Ex-GOP Sen. Alan Simpson: Morality police 'ask for Jesus while they're diddling their secretary'
Alan Simpson speaks to KULR (screen grab)

Former U.S. Sen. Alan Simpson (R-WY) called out wealthy companies and conservative leaders as hypocrites over the weekend for refusing to support a $15 minimum wage even though corporations showed billions in profits each year.

Speaking to KULR in an interview that aired on Sunday, Simpson said that he had learned from visiting college campuses that young Americans were not interested in voting on traditional Republican social issues like abortion and same-sex marriage.

"They're very serious people and they don't care about the social issues," he noted. "Gay-lesbian issues are not even on their screen, and they're very accepting of others, which is great, I think."

According to Simpson, young people saw abortion as a "deeply intimate and personal decision."

"I don't think men legislators should even vote on it," the former Republican senator revealed.

But Simpson worried that young people were being taught to be "consumers" instead of saving for the future.

"When they get to savings they see the media, the ads," he opined. "Look at these ads, this isn't how to buy a Ford car, it's how to buy a Lexus... $50, $60, $70,000 crate.

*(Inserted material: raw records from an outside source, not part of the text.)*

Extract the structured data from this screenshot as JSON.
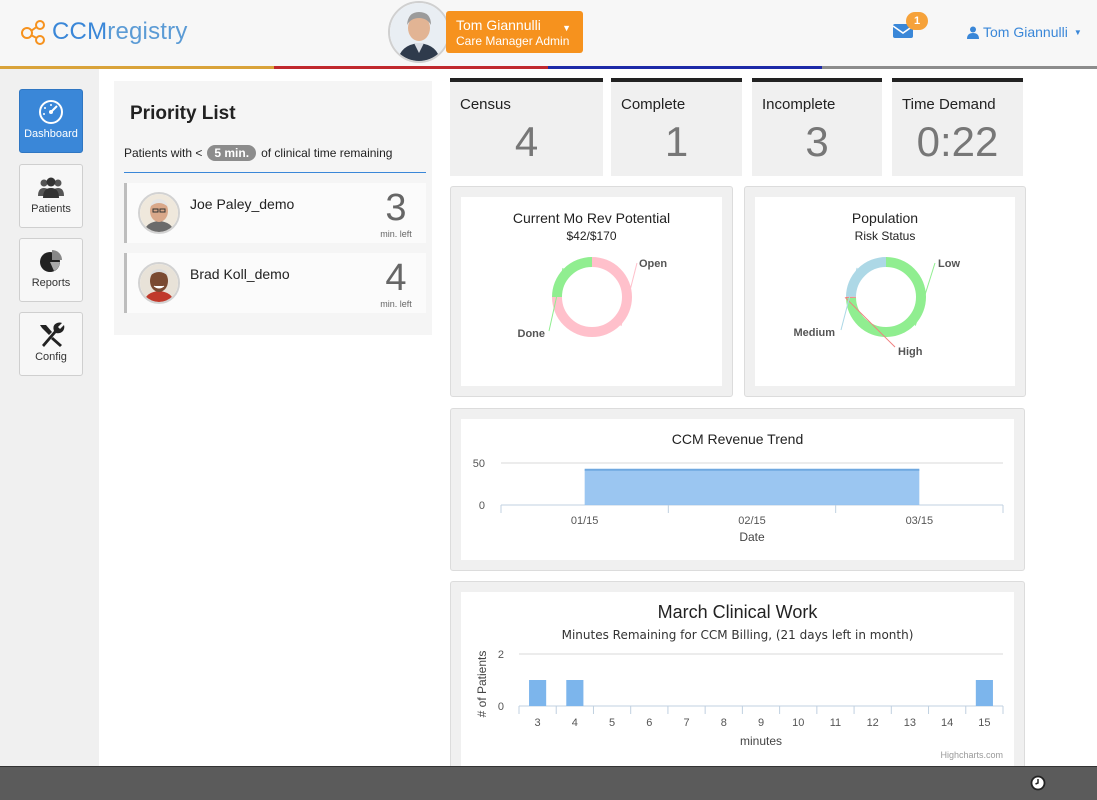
{
  "header": {
    "brand": {
      "prefix": "CCM",
      "suffix": "registry"
    },
    "user_badge": {
      "name": "Tom Giannulli",
      "role": "Care Manager Admin"
    },
    "mail_count": "1",
    "user_menu": "Tom Giannulli"
  },
  "stripe_colors": [
    "#d9a33a",
    "#c0282d",
    "#1d2aa8",
    "#8c8c8c"
  ],
  "sidebar": {
    "items": [
      {
        "label": "Dashboard",
        "icon": "dashboard-icon",
        "active": true
      },
      {
        "label": "Patients",
        "icon": "patients-icon"
      },
      {
        "label": "Reports",
        "icon": "pie-icon"
      },
      {
        "label": "Config",
        "icon": "wrench-icon"
      }
    ]
  },
  "priority": {
    "title": "Priority List",
    "sub_before": "Patients with <",
    "pill": "5 min.",
    "sub_after": "of clinical time remaining",
    "patients": [
      {
        "name": "Joe Paley_demo",
        "minutes": "3",
        "unit": "min. left"
      },
      {
        "name": "Brad Koll_demo",
        "minutes": "4",
        "unit": "min. left"
      }
    ]
  },
  "stats": [
    {
      "label": "Census",
      "value": "4"
    },
    {
      "label": "Complete",
      "value": "1"
    },
    {
      "label": "Incomplete",
      "value": "3"
    },
    {
      "label": "Time Demand",
      "value": "0:22"
    }
  ],
  "revenue_potential": {
    "title": "Current Mo Rev Potential",
    "subtitle": "$42/$170",
    "slices": [
      {
        "name": "Open",
        "value": 75,
        "color": "#ffc0cb"
      },
      {
        "name": "Done",
        "value": 25,
        "color": "#90ee90"
      }
    ]
  },
  "population": {
    "title": "Population",
    "subtitle": "Risk Status",
    "slices": [
      {
        "name": "Low",
        "value": 3,
        "color": "#90ee90"
      },
      {
        "name": "High",
        "value": 0.02,
        "color": "#f08080"
      },
      {
        "name": "Medium",
        "value": 1,
        "color": "#add8e6"
      }
    ]
  },
  "chart_data": [
    {
      "type": "area",
      "title": "CCM Revenue Trend",
      "xlabel": "Date",
      "ylabel": "",
      "x_ticks": [
        "01/15",
        "02/15",
        "03/15"
      ],
      "x": [
        0.5,
        2.5
      ],
      "values": [
        42,
        42
      ],
      "ylim": [
        0,
        50
      ],
      "y_ticks": [
        0,
        50
      ],
      "color": "#90c0f0"
    },
    {
      "type": "bar",
      "title": "March Clinical Work",
      "subtitle": "Minutes Remaining for CCM Billing, (21 days left in month)",
      "xlabel": "minutes",
      "ylabel": "# of Patients",
      "categories": [
        "3",
        "4",
        "5",
        "6",
        "7",
        "8",
        "9",
        "10",
        "11",
        "12",
        "13",
        "14",
        "15"
      ],
      "values": [
        1,
        1,
        0,
        0,
        0,
        0,
        0,
        0,
        0,
        0,
        0,
        0,
        1
      ],
      "ylim": [
        0,
        2
      ],
      "y_ticks": [
        0,
        2
      ],
      "color": "#7cb5ec",
      "credits": "Highcharts.com"
    }
  ]
}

And I thought, a lot of people watching this are minorities and poor people, no wonder they're pissed off."

"I think the class warfare thing is going to get worse and worse, the income inequality worse and worse," Simpson continued. "This business of the minimum wage, 'Oh, you can't afford $15.' Well, then don't publish your quarterly reports saying you made a billion and a half. Give me a break."

But what really burned Simpson was the "hypocrisy."

"Hypocrisy is the original sin," he declared. "It's the guy who's checking your moral values, like to ask for Jesus, you know -- while they're diddling their secretary. That's not my idea of family values."

"Either you're who you are or you're not.... people just lead a fake life and try to give you advice."

Watch the video below from KULR's Sunday Roundtable with Greg & Chris, broadcast Nov. 8, 2015.